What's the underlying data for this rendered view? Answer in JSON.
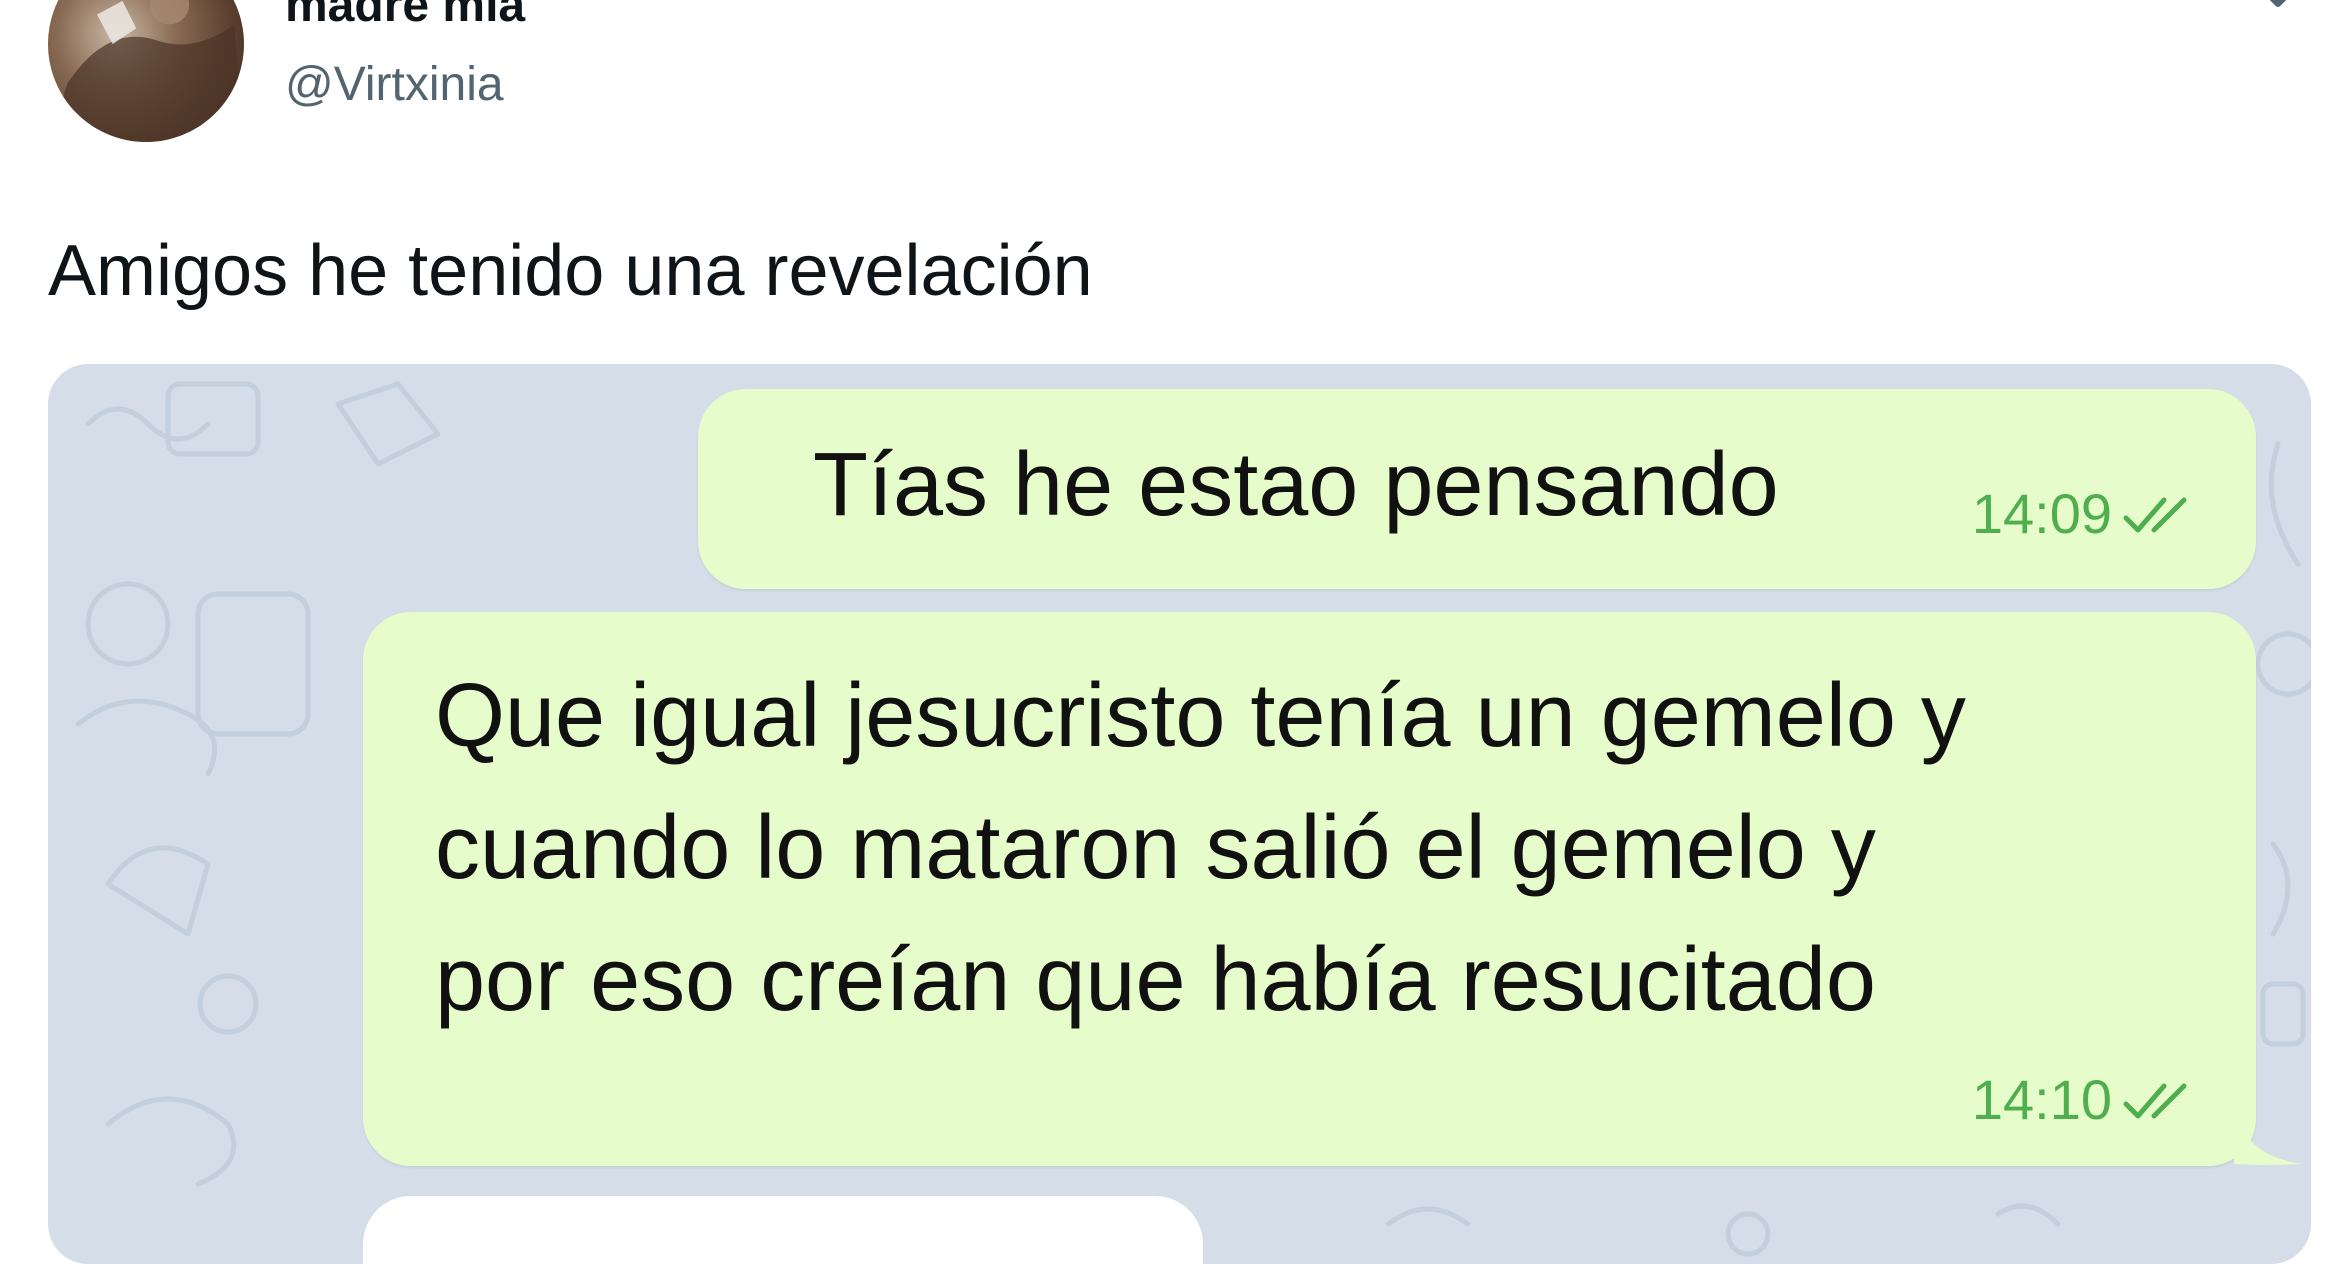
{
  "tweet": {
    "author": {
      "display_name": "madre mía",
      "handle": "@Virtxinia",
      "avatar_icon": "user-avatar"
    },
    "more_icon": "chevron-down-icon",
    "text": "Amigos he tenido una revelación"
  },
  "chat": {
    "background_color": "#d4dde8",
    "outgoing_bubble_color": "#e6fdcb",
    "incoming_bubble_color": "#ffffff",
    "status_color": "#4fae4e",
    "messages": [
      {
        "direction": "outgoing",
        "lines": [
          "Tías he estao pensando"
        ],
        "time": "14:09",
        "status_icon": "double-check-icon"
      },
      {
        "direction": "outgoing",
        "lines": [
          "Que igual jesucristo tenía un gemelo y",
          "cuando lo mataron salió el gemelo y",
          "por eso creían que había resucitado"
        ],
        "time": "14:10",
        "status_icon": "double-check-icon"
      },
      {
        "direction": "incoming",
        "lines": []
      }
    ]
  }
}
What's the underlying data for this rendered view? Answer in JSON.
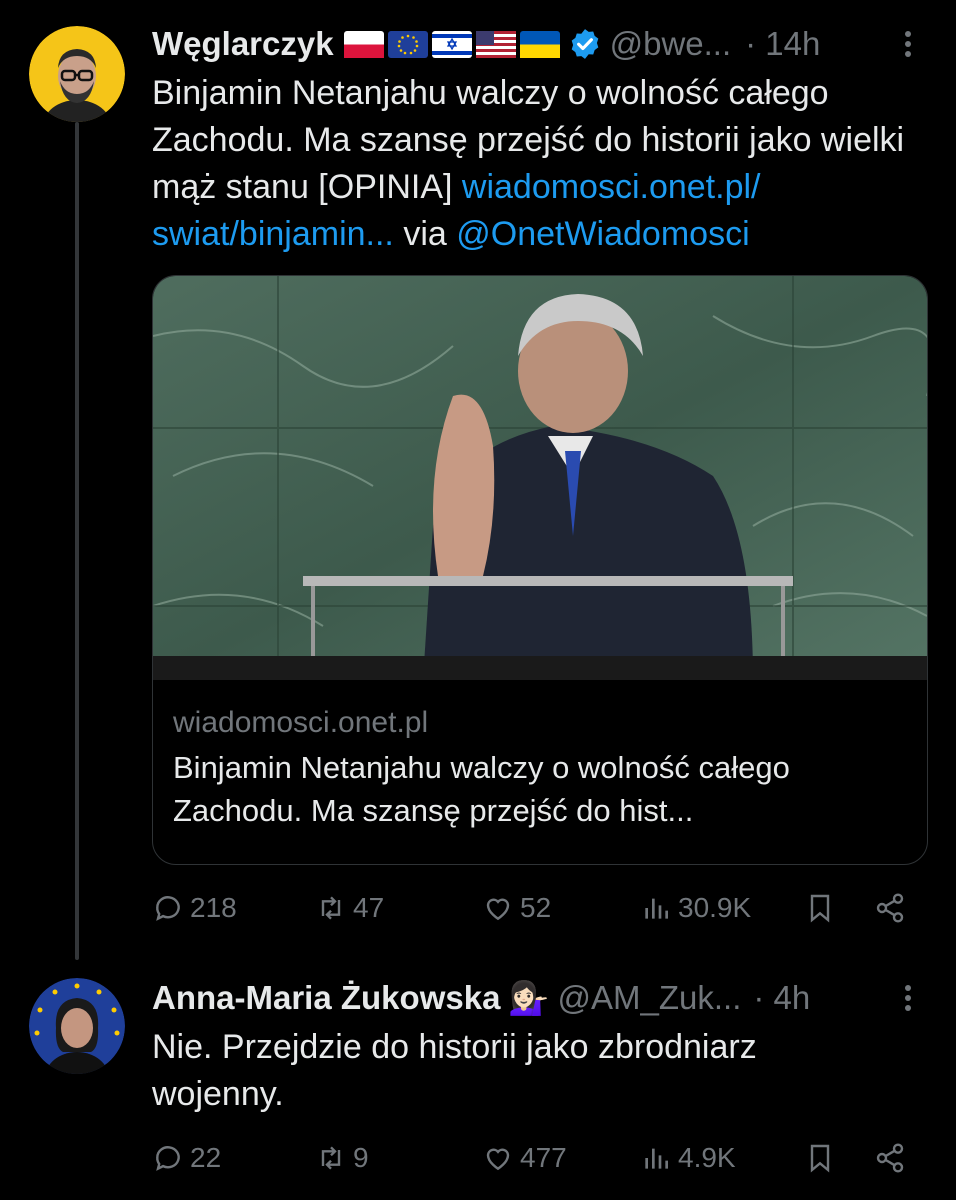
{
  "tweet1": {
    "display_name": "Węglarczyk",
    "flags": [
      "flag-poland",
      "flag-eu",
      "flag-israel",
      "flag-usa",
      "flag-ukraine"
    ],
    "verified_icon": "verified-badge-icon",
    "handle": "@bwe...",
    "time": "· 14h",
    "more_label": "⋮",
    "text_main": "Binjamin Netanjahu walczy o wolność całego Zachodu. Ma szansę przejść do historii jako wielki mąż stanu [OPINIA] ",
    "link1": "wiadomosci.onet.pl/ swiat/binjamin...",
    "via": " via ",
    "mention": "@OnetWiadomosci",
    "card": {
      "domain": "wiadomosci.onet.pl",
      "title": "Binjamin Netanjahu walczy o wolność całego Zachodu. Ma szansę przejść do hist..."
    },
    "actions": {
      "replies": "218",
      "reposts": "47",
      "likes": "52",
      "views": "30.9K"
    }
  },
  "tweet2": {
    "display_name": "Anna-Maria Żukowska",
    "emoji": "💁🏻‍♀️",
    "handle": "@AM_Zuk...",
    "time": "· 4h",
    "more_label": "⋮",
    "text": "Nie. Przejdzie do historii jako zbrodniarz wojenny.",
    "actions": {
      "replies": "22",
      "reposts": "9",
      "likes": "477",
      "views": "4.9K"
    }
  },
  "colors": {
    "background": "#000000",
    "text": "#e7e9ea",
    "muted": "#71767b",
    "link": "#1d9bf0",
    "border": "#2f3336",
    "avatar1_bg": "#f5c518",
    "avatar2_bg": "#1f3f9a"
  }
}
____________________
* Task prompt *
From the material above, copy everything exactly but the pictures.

* Written reply *
What's the underlying data for this rendered view? Answer in JSON.
{
  "tweet": {
    "author": {
      "display_name": "madre mía",
      "handle": "@Virtxinia",
      "avatar_icon": "user-avatar"
    },
    "more_icon": "chevron-down-icon",
    "text": "Amigos he tenido una revelación"
  },
  "chat": {
    "background_color": "#d4dde8",
    "outgoing_bubble_color": "#e6fdcb",
    "incoming_bubble_color": "#ffffff",
    "status_color": "#4fae4e",
    "messages": [
      {
        "direction": "outgoing",
        "lines": [
          "Tías he estao pensando"
        ],
        "time": "14:09",
        "status_icon": "double-check-icon"
      },
      {
        "direction": "outgoing",
        "lines": [
          "Que igual jesucristo tenía un gemelo y",
          "cuando lo mataron salió el gemelo y",
          "por eso creían que había resucitado"
        ],
        "time": "14:10",
        "status_icon": "double-check-icon"
      },
      {
        "direction": "incoming",
        "lines": []
      }
    ]
  }
}
What's the underlying data for this rendered view? Answer in JSON.
{
  "tweet1": {
    "display_name": "Węglarczyk",
    "flags": [
      "flag-poland",
      "flag-eu",
      "flag-israel",
      "flag-usa",
      "flag-ukraine"
    ],
    "verified_icon": "verified-badge-icon",
    "handle": "@bwe...",
    "time": "· 14h",
    "more_label": "⋮",
    "text_main": "Binjamin Netanjahu walczy o wolność całego Zachodu. Ma szansę przejść do historii jako wielki mąż stanu [OPINIA] ",
    "link1": "wiadomosci.onet.pl/ swiat/binjamin...",
    "via": " via ",
    "mention": "@OnetWiadomosci",
    "card": {
      "domain": "wiadomosci.onet.pl",
      "title": "Binjamin Netanjahu walczy o wolność całego Zachodu. Ma szansę przejść do hist..."
    },
    "actions": {
      "replies": "218",
      "reposts": "47",
      "likes": "52",
      "views": "30.9K"
    }
  },
  "tweet2": {
    "display_name": "Anna-Maria Żukowska",
    "emoji": "💁🏻‍♀️",
    "handle": "@AM_Zuk...",
    "time": "· 4h",
    "more_label": "⋮",
    "text": "Nie. Przejdzie do historii jako zbrodniarz wojenny.",
    "actions": {
      "replies": "22",
      "reposts": "9",
      "likes": "477",
      "views": "4.9K"
    }
  },
  "colors": {
    "background": "#000000",
    "text": "#e7e9ea",
    "muted": "#71767b",
    "link": "#1d9bf0",
    "border": "#2f3336",
    "avatar1_bg": "#f5c518",
    "avatar2_bg": "#1f3f9a"
  }
}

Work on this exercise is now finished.